Yael’s exhibition, Waterfront opened September 8th and runs until October 21st at the Martha St. Studio in Winnipeg.


Maria’s current exhibition Sculpture Time is on at the Rentz Museum, in Kuks, Czech Republic and runs through till April 2018.
Her paintings are interpretations of Baroque sculptures representing Virtues and Vices. Through visual interventions she poses questions about how relevant or redundant are issues of moral and ethical values in today’s world influenced by technology, human greed and consumerism. In August 2017 this show was part of a yearly baroque/ contemporary multimedia festival Theatrum Kuks featuring concerts, theatre, puppets and other on site performances and presentations.
For details about the festival: 
and for details about the exhibition: or

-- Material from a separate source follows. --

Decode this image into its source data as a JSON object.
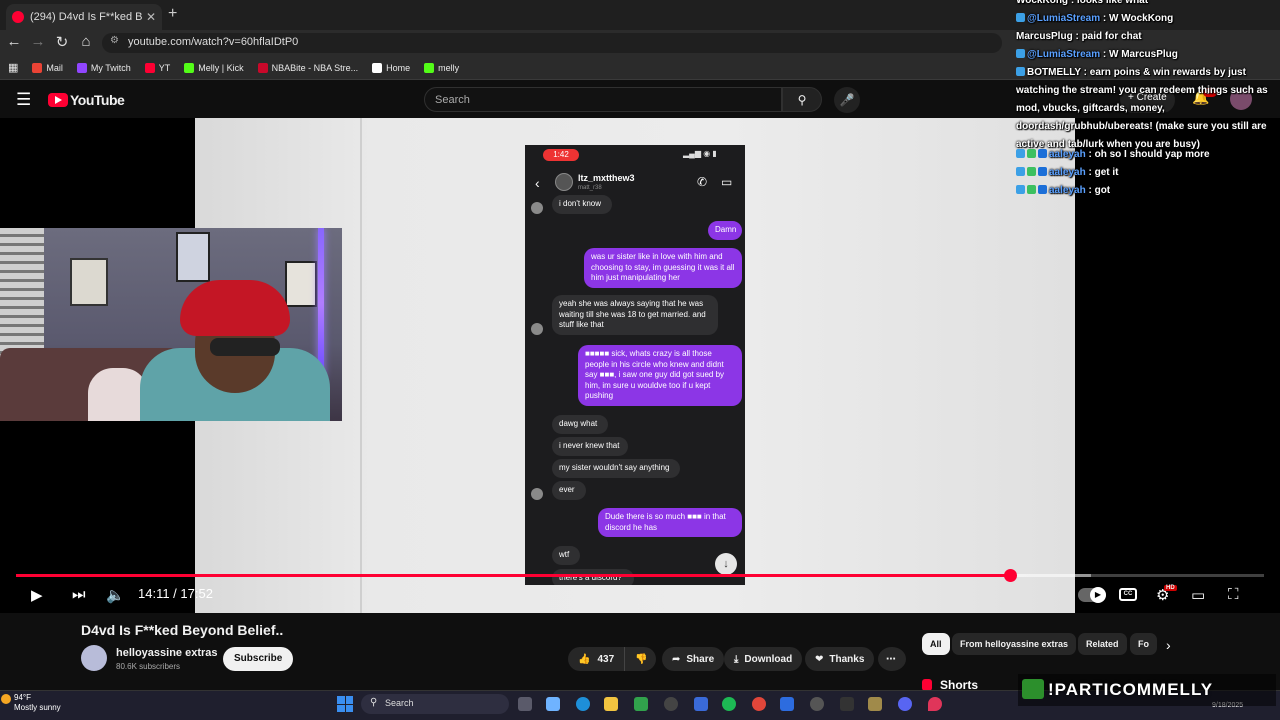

Libby’s work can be seen at the following:
Kyoto Hanga, International Print Exhibition, Japan and Canada, curated by Liz Ingram and April Dean, Art Gallery of Regina, September 1st – October 5th.
2017 Departures – Masterpieces of Canadian Printing, curated by Walter Jules, Ardell Gallery of Modern Art, Bankok, October 19th – November 26th, 2017
Open Studio’s booth at Editions, Art Toronto, October 27th – 30th.
The past is never over: A Libby Hague Retrospective, Art Gallery of Mississauga, curated by Kendra Ainsworth, Nov. 2, 2017


Jenn has recently established a new publishing platform, Arts & Letters Press, with artist friend and colleague Penelope Stewart. The duo are looking forward to representing this initiative at the 2/edition Art Book Fair in Toronto, October 27-30, 2017, where they will be exhibiting artist’s books and multiples, as well as promoting the 2018 launch of the biannual publication Art + Reading.

For further information, please visit their website:


Jane’s exhibit of drypoint mono prints and wall sculptures, Hills and Lines, has been extended until October 21st, 2017 at the AH Centre.


presented Anxious Space an off-site temporary exhibition which considered how the threat of environmental destruction changes the way we experience everyday spaces.
Featuring Loop members: Yael Brotman, Sheryl Dudley, David Holt, Adrian Fish, Ester Pugliese, Sandra Gregson, Tanya Cunnington, Mary Catherine Newcomb, Rochelle Rubenstein.
The change in perception of everyday spaces brought about by environmental threat could be anything from premature nostalgia to zealous protection, in other words, the threat of destruction highlights the fragility and importance of spaces typically taken for granted, rendering them sacred. In exploring the tension between sacredness and destruction, two important questions must be asked: what amount of threat to a space makes it sacred?; what amount of damage to a space it eliminates that sacredness?
 Curated by: Salena Barry